▶ [Action item]: The entries are given below. Output each one unchanged.

▶ [The data]:
● ● ● ● ●

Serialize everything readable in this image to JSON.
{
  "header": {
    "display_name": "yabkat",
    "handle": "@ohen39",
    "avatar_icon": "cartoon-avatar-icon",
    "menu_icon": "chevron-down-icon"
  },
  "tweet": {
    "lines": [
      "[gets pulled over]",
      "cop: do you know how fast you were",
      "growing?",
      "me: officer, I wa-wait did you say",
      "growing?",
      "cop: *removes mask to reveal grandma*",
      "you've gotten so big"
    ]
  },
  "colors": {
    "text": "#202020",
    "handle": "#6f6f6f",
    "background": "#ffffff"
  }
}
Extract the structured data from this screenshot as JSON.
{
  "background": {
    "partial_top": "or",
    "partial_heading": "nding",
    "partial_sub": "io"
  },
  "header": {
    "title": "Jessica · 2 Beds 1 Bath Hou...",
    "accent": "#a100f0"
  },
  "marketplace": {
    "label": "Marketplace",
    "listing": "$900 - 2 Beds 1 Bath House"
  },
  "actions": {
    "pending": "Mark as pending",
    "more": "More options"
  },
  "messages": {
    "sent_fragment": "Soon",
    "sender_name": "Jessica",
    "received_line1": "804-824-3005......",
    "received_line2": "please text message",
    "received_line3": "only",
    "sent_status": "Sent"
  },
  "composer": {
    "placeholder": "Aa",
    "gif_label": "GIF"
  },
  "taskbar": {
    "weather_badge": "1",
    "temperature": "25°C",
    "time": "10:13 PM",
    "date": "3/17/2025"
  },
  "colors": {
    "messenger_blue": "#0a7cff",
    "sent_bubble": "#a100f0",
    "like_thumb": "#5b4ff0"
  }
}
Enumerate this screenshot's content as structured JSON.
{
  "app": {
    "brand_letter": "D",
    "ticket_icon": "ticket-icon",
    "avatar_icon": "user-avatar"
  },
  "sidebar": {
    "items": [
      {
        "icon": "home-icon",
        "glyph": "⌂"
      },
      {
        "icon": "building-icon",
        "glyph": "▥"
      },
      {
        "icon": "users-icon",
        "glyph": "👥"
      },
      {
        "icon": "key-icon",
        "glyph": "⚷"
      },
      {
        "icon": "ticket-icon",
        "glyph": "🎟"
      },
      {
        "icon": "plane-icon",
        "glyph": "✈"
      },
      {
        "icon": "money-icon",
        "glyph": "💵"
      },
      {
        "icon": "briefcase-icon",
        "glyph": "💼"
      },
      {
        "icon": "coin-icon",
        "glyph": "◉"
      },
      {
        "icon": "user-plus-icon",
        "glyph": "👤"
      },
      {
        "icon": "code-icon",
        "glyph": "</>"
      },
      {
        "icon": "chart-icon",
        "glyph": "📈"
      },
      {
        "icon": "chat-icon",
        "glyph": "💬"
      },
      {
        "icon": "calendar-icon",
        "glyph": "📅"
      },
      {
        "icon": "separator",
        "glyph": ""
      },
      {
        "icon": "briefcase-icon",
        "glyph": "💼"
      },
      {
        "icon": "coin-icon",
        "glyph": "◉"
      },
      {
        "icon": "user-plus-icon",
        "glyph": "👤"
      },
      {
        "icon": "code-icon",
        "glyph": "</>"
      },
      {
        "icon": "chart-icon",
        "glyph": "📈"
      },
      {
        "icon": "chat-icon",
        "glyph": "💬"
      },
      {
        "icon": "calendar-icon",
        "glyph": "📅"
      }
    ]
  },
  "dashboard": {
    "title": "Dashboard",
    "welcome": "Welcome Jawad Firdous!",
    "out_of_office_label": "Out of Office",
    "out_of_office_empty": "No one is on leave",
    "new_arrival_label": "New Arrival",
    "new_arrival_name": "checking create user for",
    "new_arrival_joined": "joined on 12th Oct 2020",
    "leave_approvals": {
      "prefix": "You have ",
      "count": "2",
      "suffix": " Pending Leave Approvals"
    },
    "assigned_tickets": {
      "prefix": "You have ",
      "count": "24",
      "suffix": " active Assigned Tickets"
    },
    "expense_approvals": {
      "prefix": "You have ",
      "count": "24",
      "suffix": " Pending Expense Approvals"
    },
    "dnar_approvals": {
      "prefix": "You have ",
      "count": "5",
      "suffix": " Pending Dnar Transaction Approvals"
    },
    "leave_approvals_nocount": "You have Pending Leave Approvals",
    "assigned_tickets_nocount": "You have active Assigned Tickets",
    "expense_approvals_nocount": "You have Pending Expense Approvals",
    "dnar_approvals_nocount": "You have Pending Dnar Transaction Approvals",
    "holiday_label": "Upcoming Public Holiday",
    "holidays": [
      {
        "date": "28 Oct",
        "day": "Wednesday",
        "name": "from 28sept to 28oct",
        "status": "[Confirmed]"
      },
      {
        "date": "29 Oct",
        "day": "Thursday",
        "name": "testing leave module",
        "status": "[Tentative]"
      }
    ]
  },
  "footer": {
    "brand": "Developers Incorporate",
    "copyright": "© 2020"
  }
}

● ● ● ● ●

▶ [Solution]:
Serialize everything readable in this image to JSON.
{
  "header": {
    "display_name": "yabkat",
    "handle": "@ohen39",
    "avatar_icon": "cartoon-avatar-icon",
    "menu_icon": "chevron-down-icon"
  },
  "tweet": {
    "lines": [
      "[gets pulled over]",
      "cop: do you know how fast you were",
      "growing?",
      "me: officer, I wa-wait did you say",
      "growing?",
      "cop: *removes mask to reveal grandma*",
      "you've gotten so big"
    ]
  },
  "colors": {
    "text": "#202020",
    "handle": "#6f6f6f",
    "background": "#ffffff"
  }
}
Extract the structured data from this screenshot as JSON.
{
  "background": {
    "partial_top": "or",
    "partial_heading": "nding",
    "partial_sub": "io"
  },
  "header": {
    "title": "Jessica · 2 Beds 1 Bath Hou...",
    "accent": "#a100f0"
  },
  "marketplace": {
    "label": "Marketplace",
    "listing": "$900 - 2 Beds 1 Bath House"
  },
  "actions": {
    "pending": "Mark as pending",
    "more": "More options"
  },
  "messages": {
    "sent_fragment": "Soon",
    "sender_name": "Jessica",
    "received_line1": "804-824-3005......",
    "received_line2": "please text message",
    "received_line3": "only",
    "sent_status": "Sent"
  },
  "composer": {
    "placeholder": "Aa",
    "gif_label": "GIF"
  },
  "taskbar": {
    "weather_badge": "1",
    "temperature": "25°C",
    "time": "10:13 PM",
    "date": "3/17/2025"
  },
  "colors": {
    "messenger_blue": "#0a7cff",
    "sent_bubble": "#a100f0",
    "like_thumb": "#5b4ff0"
  }
}
Enumerate this screenshot's content as structured JSON.
{
  "app": {
    "brand_letter": "D",
    "ticket_icon": "ticket-icon",
    "avatar_icon": "user-avatar"
  },
  "sidebar": {
    "items": [
      {
        "icon": "home-icon",
        "glyph": "⌂"
      },
      {
        "icon": "building-icon",
        "glyph": "▥"
      },
      {
        "icon": "users-icon",
        "glyph": "👥"
      },
      {
        "icon": "key-icon",
        "glyph": "⚷"
      },
      {
        "icon": "ticket-icon",
        "glyph": "🎟"
      },
      {
        "icon": "plane-icon",
        "glyph": "✈"
      },
      {
        "icon": "money-icon",
        "glyph": "💵"
      },
      {
        "icon": "briefcase-icon",
        "glyph": "💼"
      },
      {
        "icon": "coin-icon",
        "glyph": "◉"
      },
      {
        "icon": "user-plus-icon",
        "glyph": "👤"
      },
      {
        "icon": "code-icon",
        "glyph": "</>"
      },
      {
        "icon": "chart-icon",
        "glyph": "📈"
      },
      {
        "icon": "chat-icon",
        "glyph": "💬"
      },
      {
        "icon": "calendar-icon",
        "glyph": "📅"
      },
      {
        "icon": "separator",
        "glyph": ""
      },
      {
        "icon": "briefcase-icon",
        "glyph": "💼"
      },
      {
        "icon": "coin-icon",
        "glyph": "◉"
      },
      {
        "icon": "user-plus-icon",
        "glyph": "👤"
      },
      {
        "icon": "code-icon",
        "glyph": "</>"
      },
      {
        "icon": "chart-icon",
        "glyph": "📈"
      },
      {
        "icon": "chat-icon",
        "glyph": "💬"
      },
      {
        "icon": "calendar-icon",
        "glyph": "📅"
      }
    ]
  },
  "dashboard": {
    "title": "Dashboard",
    "welcome": "Welcome Jawad Firdous!",
    "out_of_office_label": "Out of Office",
    "out_of_office_empty": "No one is on leave",
    "new_arrival_label": "New Arrival",
    "new_arrival_name": "checking create user for",
    "new_arrival_joined": "joined on 12th Oct 2020",
    "leave_approvals": {
      "prefix": "You have ",
      "count": "2",
      "suffix": " Pending Leave Approvals"
    },
    "assigned_tickets": {
      "prefix": "You have ",
      "count": "24",
      "suffix": " active Assigned Tickets"
    },
    "expense_approvals": {
      "prefix": "You have ",
      "count": "24",
      "suffix": " Pending Expense Approvals"
    },
    "dnar_approvals": {
      "prefix": "You have ",
      "count": "5",
      "suffix": " Pending Dnar Transaction Approvals"
    },
    "leave_approvals_nocount": "You have Pending Leave Approvals",
    "assigned_tickets_nocount": "You have active Assigned Tickets",
    "expense_approvals_nocount": "You have Pending Expense Approvals",
    "dnar_approvals_nocount": "You have Pending Dnar Transaction Approvals",
    "holiday_label": "Upcoming Public Holiday",
    "holidays": [
      {
        "date": "28 Oct",
        "day": "Wednesday",
        "name": "from 28sept to 28oct",
        "status": "[Confirmed]"
      },
      {
        "date": "29 Oct",
        "day": "Thursday",
        "name": "testing leave module",
        "status": "[Tentative]"
      }
    ]
  },
  "footer": {
    "brand": "Developers Incorporate",
    "copyright": "© 2020"
  }
}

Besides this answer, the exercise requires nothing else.